If an applicant is granted a fee waiver they will be issued with a Unique Reference Number to be used when applying for LTR online. This application must be submitted within 10 working days of the date of the decision and they must then make an SSC appointment within 17 working days. Failureto do this could result in the URN no longer being valid and a new fee waiver application may be required.
If the caseworker is not satisfied the applicant qualifies for a fee waiver then:
- if the applicant made their request for a fee waiver in time (for example they had valid leave on the date their application was submitted), they would normally be advised that they do not qualify for a fee waiver and that they should submit the additional evidence requested that demonstrates they qualify for a fee waiver. They must, within 10 working days submit additional evidence that demonstrates they qualify for a fee waive.
- if additional evidence is provided within that period that demonstrates the applicant qualifies for a fee waiver the applicant is issued with a fee waiver token that enables them to apply for a free immigration application. The applicant has 10 working days to make an LTR application to retain 3C leave.
- if the applicant provides further evidence within 10 working days but this does not demonstrate that they qualify for a fee waiver, the application would be refused. If no further evidence is provided within 10 working days, the application would be refused. The applicant has 10 working days to make a paid LTR application to retain 3C leave. If a paid application is not made within 10 working days, the applicant's 3C leave will expire.
Our expert team of immigration solicitors specialise in fee waiver applications. If instructed to represent you regarding your application for fee waiver, we will carry out all the work on your application until a decision is made by the Home Office UKVI on your fee waiver application.

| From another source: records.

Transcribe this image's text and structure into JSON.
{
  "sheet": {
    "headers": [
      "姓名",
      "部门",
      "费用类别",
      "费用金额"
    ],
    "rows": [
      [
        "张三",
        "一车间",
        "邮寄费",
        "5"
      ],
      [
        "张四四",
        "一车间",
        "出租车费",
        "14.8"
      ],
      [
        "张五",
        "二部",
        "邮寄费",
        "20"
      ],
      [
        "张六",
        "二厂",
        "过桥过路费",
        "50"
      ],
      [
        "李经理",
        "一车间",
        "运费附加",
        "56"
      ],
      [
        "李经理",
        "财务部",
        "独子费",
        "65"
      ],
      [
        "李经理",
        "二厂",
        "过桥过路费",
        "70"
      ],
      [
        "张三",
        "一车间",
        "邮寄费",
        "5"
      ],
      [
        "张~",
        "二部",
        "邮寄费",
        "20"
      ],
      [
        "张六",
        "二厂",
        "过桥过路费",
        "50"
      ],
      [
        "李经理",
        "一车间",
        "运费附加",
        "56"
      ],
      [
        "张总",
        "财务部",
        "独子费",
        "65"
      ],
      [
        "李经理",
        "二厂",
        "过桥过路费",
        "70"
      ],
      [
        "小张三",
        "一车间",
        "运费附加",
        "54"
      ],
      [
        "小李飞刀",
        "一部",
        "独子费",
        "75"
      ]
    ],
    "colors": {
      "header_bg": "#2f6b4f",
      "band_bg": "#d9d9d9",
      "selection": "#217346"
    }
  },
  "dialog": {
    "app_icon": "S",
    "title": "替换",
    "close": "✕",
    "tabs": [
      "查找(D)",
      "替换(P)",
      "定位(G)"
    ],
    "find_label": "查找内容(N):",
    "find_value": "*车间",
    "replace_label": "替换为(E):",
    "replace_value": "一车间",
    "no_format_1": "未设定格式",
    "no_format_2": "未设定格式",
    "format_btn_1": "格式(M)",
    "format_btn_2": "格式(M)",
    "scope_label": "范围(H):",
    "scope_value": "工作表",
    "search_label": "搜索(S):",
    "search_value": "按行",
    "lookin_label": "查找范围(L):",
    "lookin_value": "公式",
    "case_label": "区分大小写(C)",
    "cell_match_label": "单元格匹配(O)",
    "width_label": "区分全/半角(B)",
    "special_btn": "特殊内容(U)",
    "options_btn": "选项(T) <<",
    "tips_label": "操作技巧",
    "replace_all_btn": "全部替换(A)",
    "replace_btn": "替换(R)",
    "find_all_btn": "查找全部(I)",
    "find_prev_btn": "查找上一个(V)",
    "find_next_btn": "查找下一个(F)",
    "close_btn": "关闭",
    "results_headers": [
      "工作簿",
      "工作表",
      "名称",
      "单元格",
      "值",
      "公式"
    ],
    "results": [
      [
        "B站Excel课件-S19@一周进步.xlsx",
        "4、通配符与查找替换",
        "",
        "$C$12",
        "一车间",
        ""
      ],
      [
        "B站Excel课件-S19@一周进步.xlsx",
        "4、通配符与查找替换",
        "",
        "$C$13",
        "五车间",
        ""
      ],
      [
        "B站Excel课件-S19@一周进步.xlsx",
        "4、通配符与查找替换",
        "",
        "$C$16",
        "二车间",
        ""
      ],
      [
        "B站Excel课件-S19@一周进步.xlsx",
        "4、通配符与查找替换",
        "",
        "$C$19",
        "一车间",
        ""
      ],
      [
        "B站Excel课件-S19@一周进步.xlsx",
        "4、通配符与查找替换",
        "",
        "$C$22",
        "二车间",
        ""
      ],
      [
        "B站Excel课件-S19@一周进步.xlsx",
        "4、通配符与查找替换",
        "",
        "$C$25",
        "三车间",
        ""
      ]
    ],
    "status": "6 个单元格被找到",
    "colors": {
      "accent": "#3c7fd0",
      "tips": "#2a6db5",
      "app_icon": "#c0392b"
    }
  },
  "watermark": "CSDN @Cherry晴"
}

The immigration casework to be carried out by our expert team of immigration solicitors on your fee waiver application will include the following:
- Assessing your eligibility for fee waiver by considering financial circumstances;
- Advising you on the weaknesses and strengths of your fee waiver application;
- Advising you on the relevant documents to be submitted in support of your fee waiver application;
- Assessing your documents to ensure that the documentary evidence is as per requirements of the Home Office UKVI;
- Completing and submitting the online application form to apply for fee waiver by gathering all the relevant information from you;
- Where necessary, preparing detailed witness statement of the applicant and/or the sponsor explaining their personal financial circumstances;
- Preparing a detailed cover letter to introduce and support your application for fee waiver;
- Uploading online all the relevant supporting documents to be considered in support of the fee waiver application;
- Liaising with the Home Office UKVI for a timely decision on your fee waiver application.
Unless your matter is very complicated, our fixed fees for fee waiver application are as given in the table below:
|Our Service||Our Fee|
|Full service for fee waiver application to cover all the work until decision by the Home Office UKVI||From £500 + VAT To £800 + VAT|
The agreed fixed fee will depend on the complexity of the fee waiver application and the volume of casework involved in the fee waiver application.